To do:
Would you give the number of lines in the entries that contain the word "structure"? Nothing else is needed.
----
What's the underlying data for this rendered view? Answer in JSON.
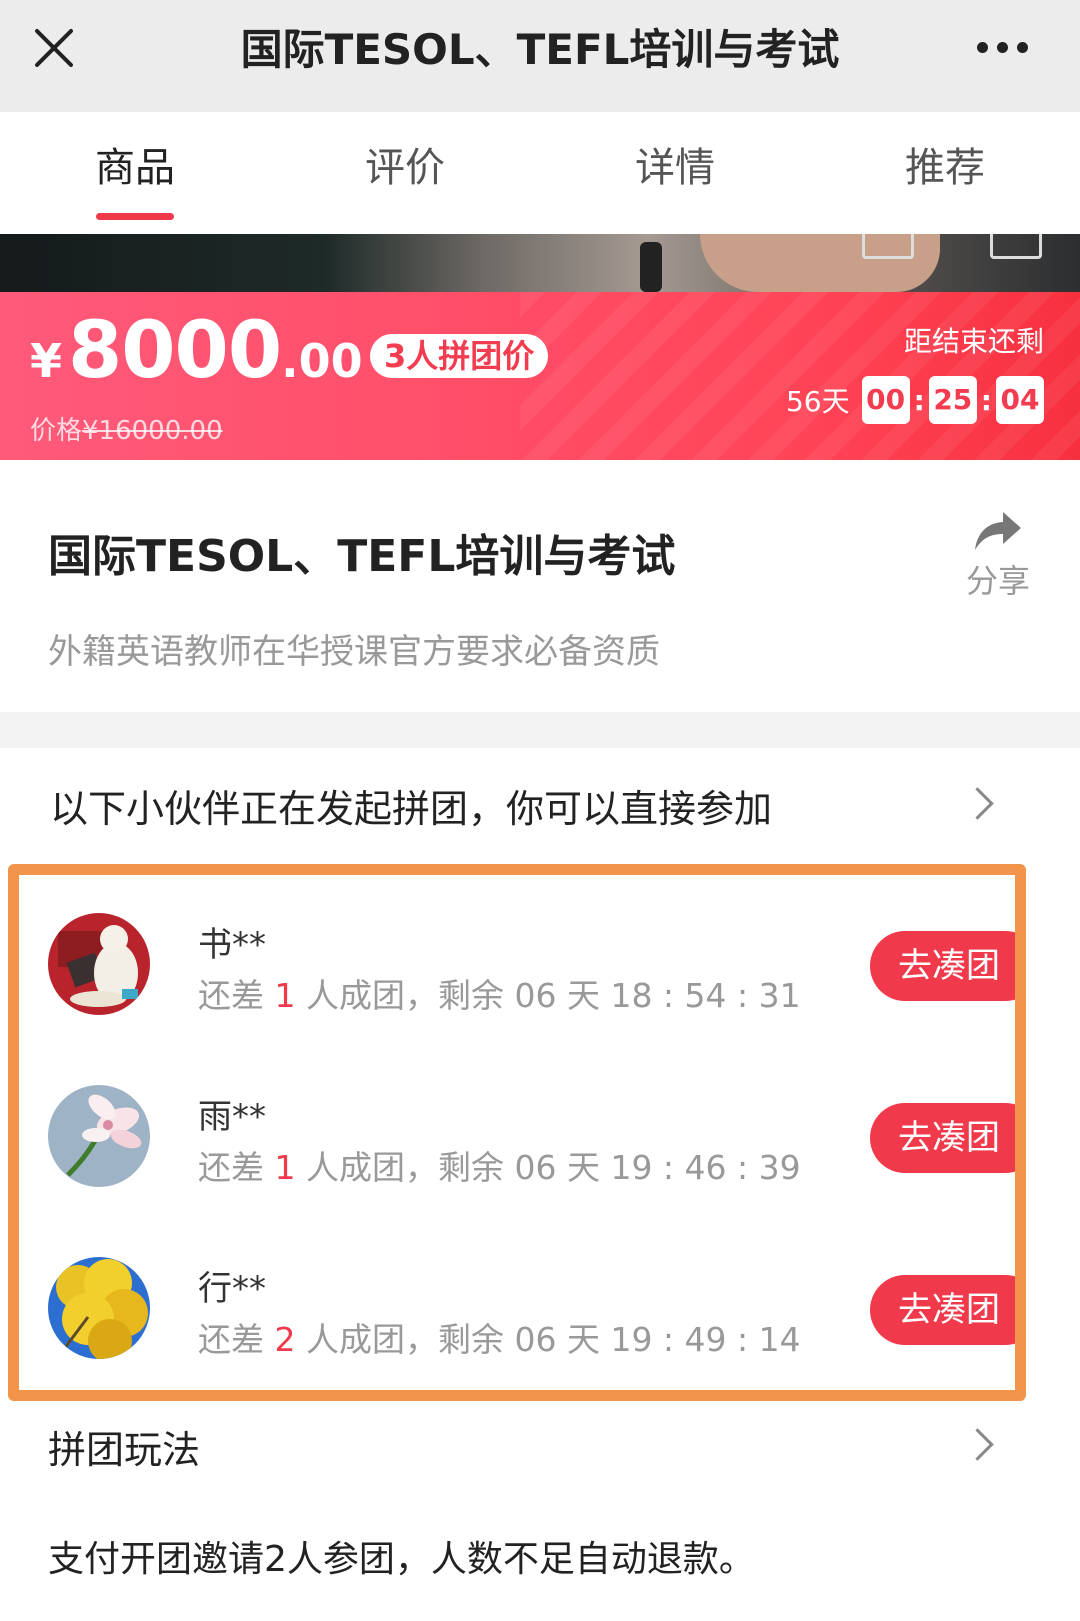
{
  "topbar": {
    "title": "国际TESOL、TEFL培训与考试"
  },
  "tabs": [
    {
      "label": "商品"
    },
    {
      "label": "评价"
    },
    {
      "label": "详情"
    },
    {
      "label": "推荐"
    }
  ],
  "price": {
    "currency": "¥",
    "integer": "8000",
    "decimal": ".00",
    "badge": "3人拼团价",
    "original_label": "价格",
    "original_value": "¥16000.00",
    "countdown_label": "距结束还剩",
    "countdown_days": "56天",
    "countdown_h": "00",
    "countdown_m": "25",
    "countdown_s": "04",
    "sep": ":"
  },
  "product": {
    "title": "国际TESOL、TEFL培训与考试",
    "subtitle": "外籍英语教师在华授课官方要求必备资质",
    "share_label": "分享"
  },
  "groups": {
    "header": "以下小伙伴正在发起拼团，你可以直接参加",
    "items": [
      {
        "name": "书**",
        "prefix": "还差 ",
        "need": "1",
        "suffix": " 人成团，剩余 06 天 18 : 54 : 31",
        "button": "去凑团"
      },
      {
        "name": "雨**",
        "prefix": "还差 ",
        "need": "1",
        "suffix": " 人成团，剩余 06 天 19 : 46 : 39",
        "button": "去凑团"
      },
      {
        "name": "行**",
        "prefix": "还差 ",
        "need": "2",
        "suffix": " 人成团，剩余 06 天 19 : 49 : 14",
        "button": "去凑团"
      }
    ]
  },
  "rules": {
    "title": "拼团玩法",
    "text": "支付开团邀请2人参团，人数不足自动退款。"
  },
  "colors": {
    "accent": "#f03a4c",
    "highlight": "#f2944a",
    "banner": "#ff4f6a"
  }
}
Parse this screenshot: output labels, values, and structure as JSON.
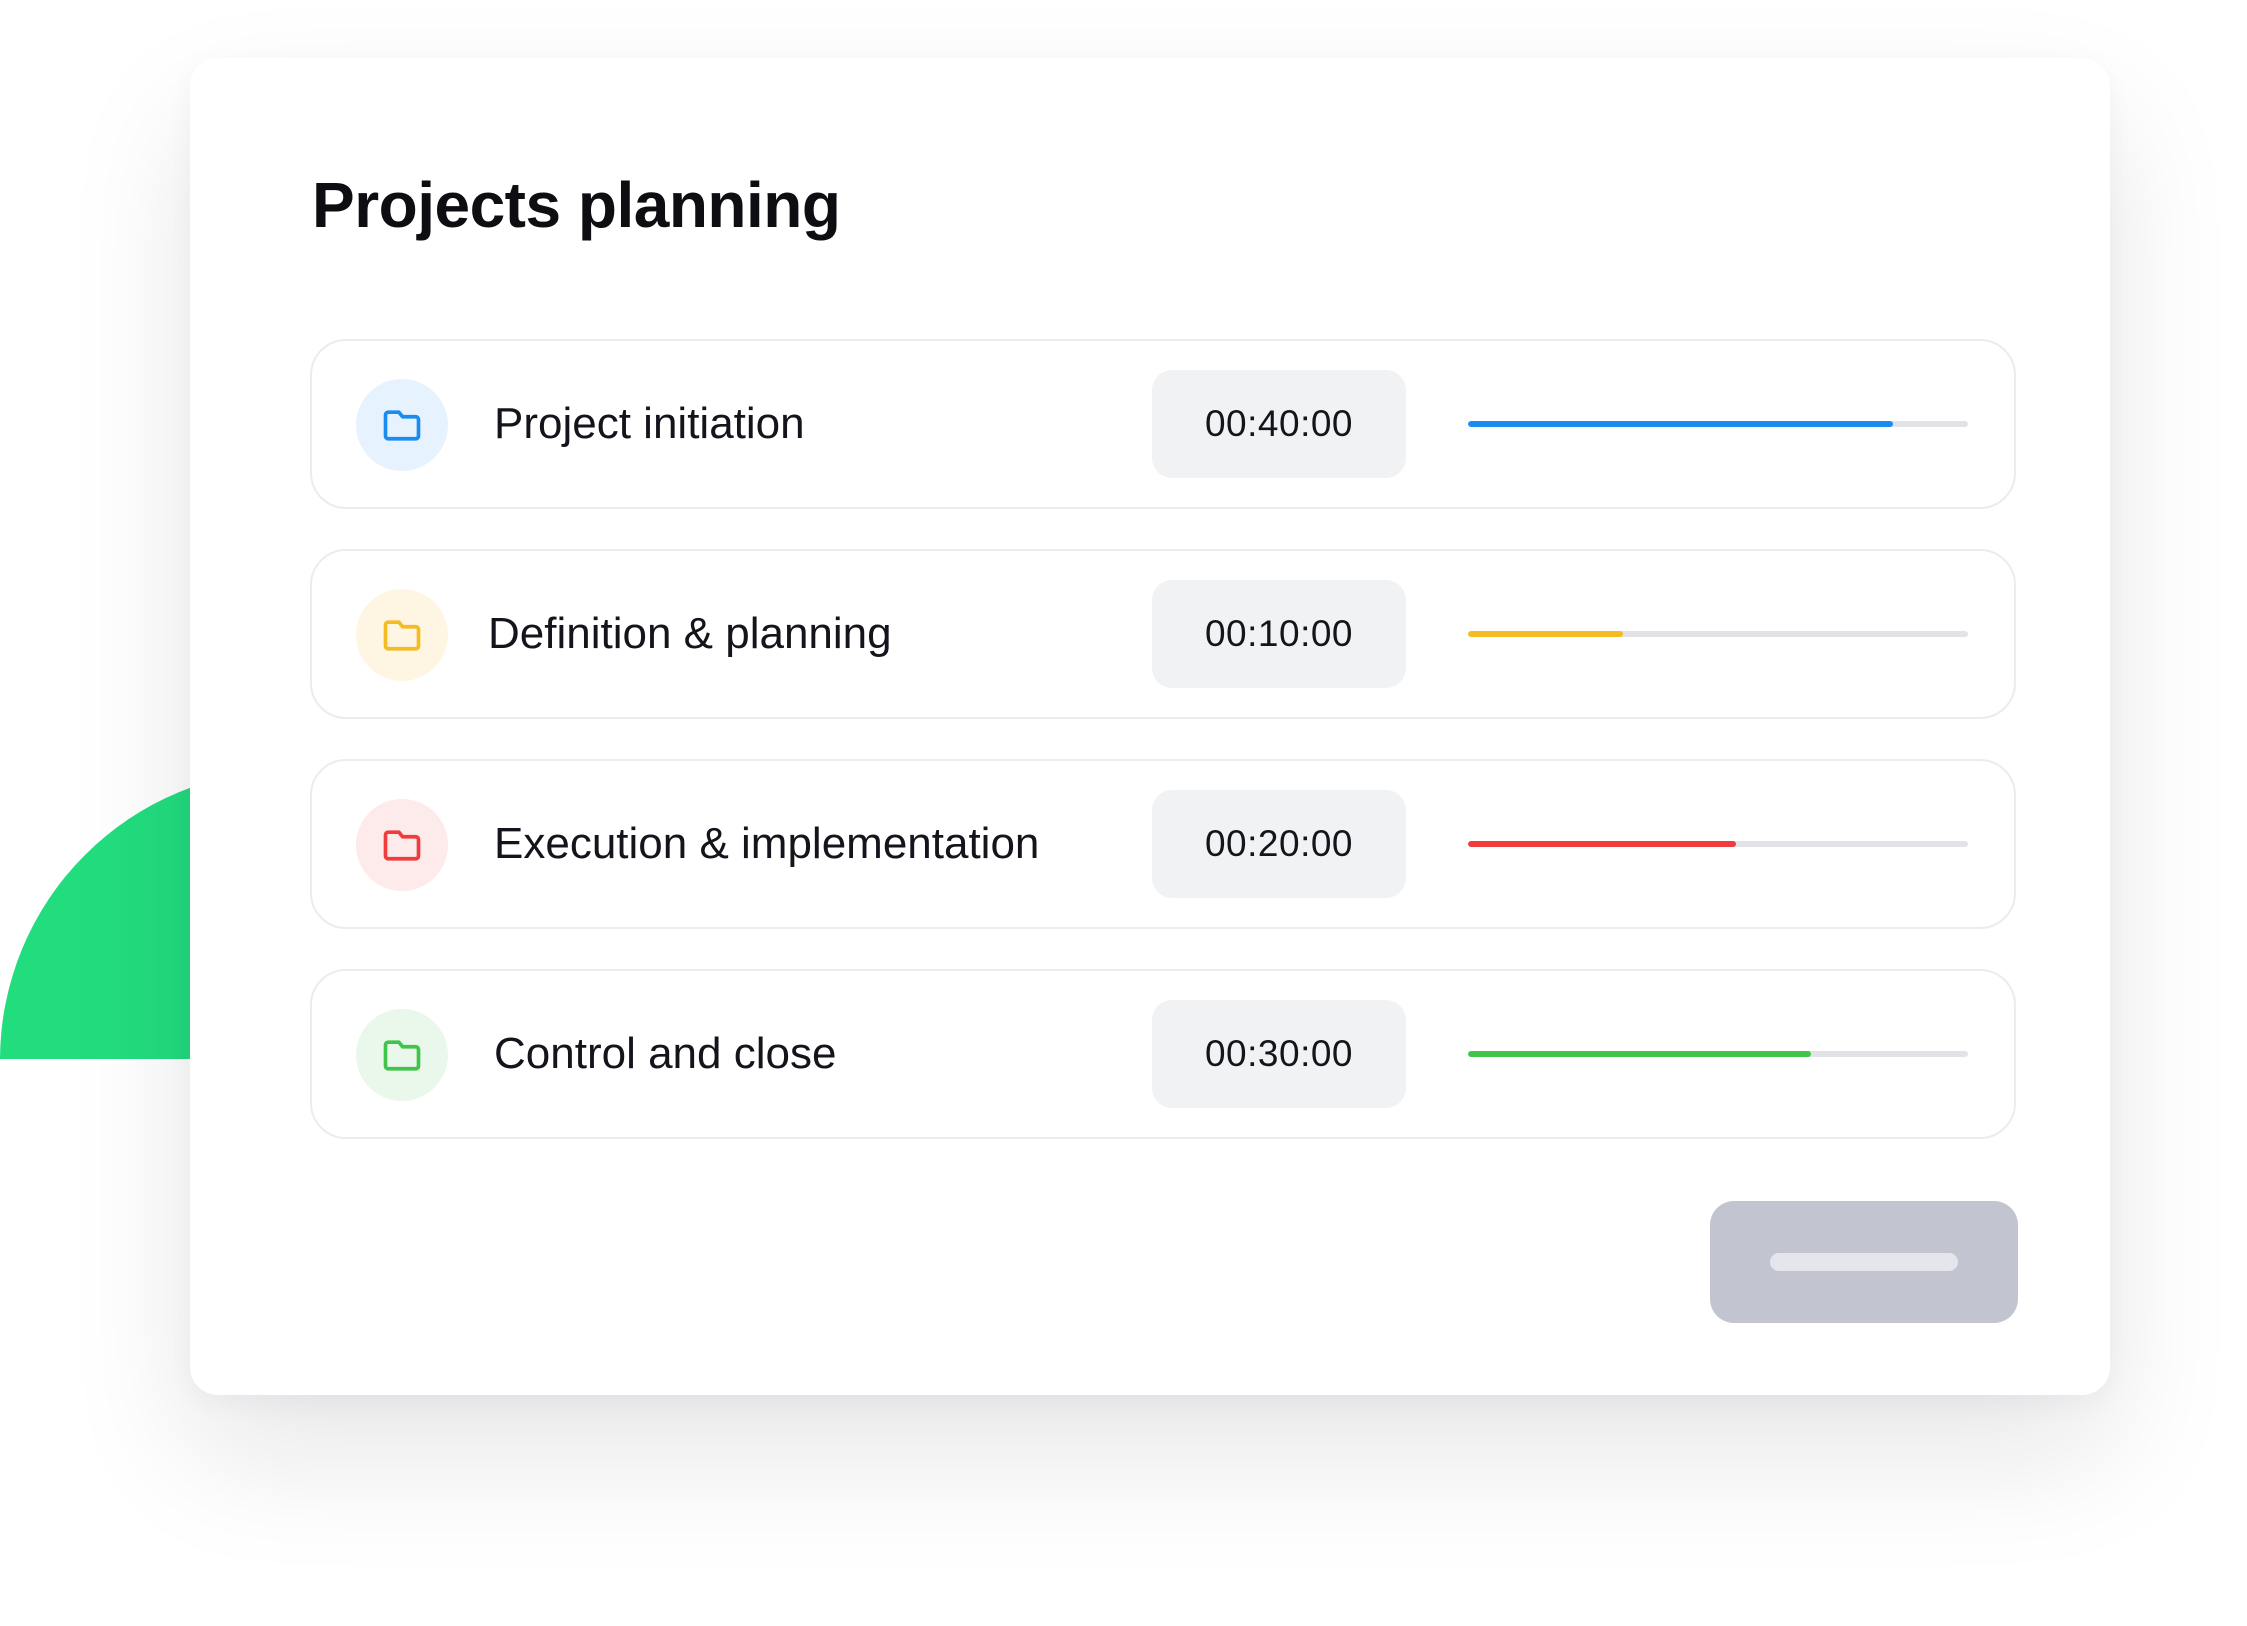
{
  "title": "Projects planning",
  "decoration_color": "#22dd7e",
  "rows": [
    {
      "label": "Project initiation",
      "time": "00:40:00",
      "progress": 0.85,
      "color": "#1a8cf0",
      "icon_bg": "#e6f2fd",
      "icon": "folder-icon"
    },
    {
      "label": "Definition & planning",
      "time": "00:10:00",
      "progress": 0.31,
      "color": "#f4bb22",
      "icon_bg": "#fef6e3",
      "icon": "folder-icon"
    },
    {
      "label": "Execution & implementation",
      "time": "00:20:00",
      "progress": 0.535,
      "color": "#ef3c3c",
      "icon_bg": "#fdeaea",
      "icon": "folder-icon"
    },
    {
      "label": "Control and close",
      "time": "00:30:00",
      "progress": 0.685,
      "color": "#40c44a",
      "icon_bg": "#eaf7eb",
      "icon": "folder-icon"
    }
  ],
  "action_button": {
    "label": ""
  }
}
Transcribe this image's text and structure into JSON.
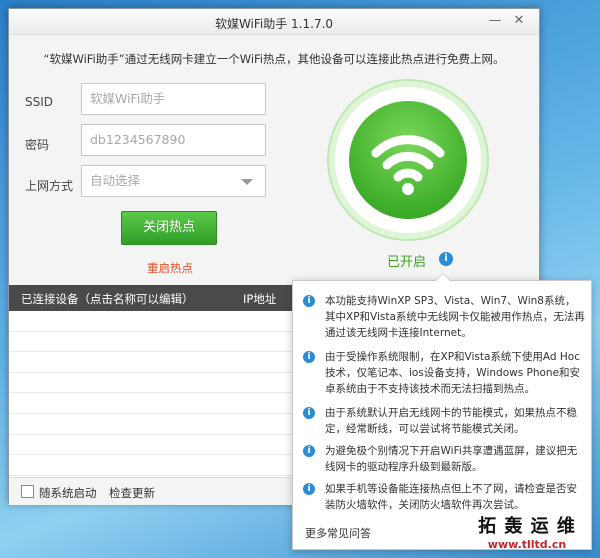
{
  "window": {
    "title": "软媒WiFi助手 1.1.7.0",
    "minimize_glyph": "—",
    "close_glyph": "✕",
    "description": "“软媒WiFi助手”通过无线网卡建立一个WiFi热点，其他设备可以连接此热点进行免费上网。"
  },
  "form": {
    "ssid_label": "SSID",
    "ssid_value": "软媒WiFi助手",
    "password_label": "密码",
    "password_value": "db1234567890",
    "method_label": "上网方式",
    "method_value": "自动选择"
  },
  "actions": {
    "close_hotspot_label": "关闭热点",
    "restart_hotspot_label": "重启热点"
  },
  "status": {
    "text": "已开启",
    "info_glyph": "i",
    "accent_color": "#3aa41f"
  },
  "devices": {
    "col_name": "已连接设备（点击名称可以编辑）",
    "col_ip": "IP地址"
  },
  "footer": {
    "autostart_label": "随系统启动",
    "check_update_label": "检查更新"
  },
  "popup": {
    "tips": [
      "本功能支持WinXP SP3、Vista、Win7、Win8系统，其中XP和Vista系统中无线网卡仅能被用作热点，无法再通过该无线网卡连接Internet。",
      "由于受操作系统限制，在XP和Vista系统下使用Ad Hoc技术，仅笔记本、ios设备支持，Windows Phone和安卓系统由于不支持该技术而无法扫描到热点。",
      "由于系统默认开启无线网卡的节能模式，如果热点不稳定，经常断线，可以尝试将节能模式关闭。",
      "为避免极个别情况下开启WiFi共享遭遇蓝屏，建议把无线网卡的驱动程序升级到最新版。",
      "如果手机等设备能连接热点但上不了网，请检查是否安装防火墙软件，关闭防火墙软件再次尝试。"
    ],
    "more_faq": "更多常见问答"
  },
  "watermark": {
    "text": "拓 轰 运 维",
    "url": "www.tlltd.cn"
  }
}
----
Answer for the task:
2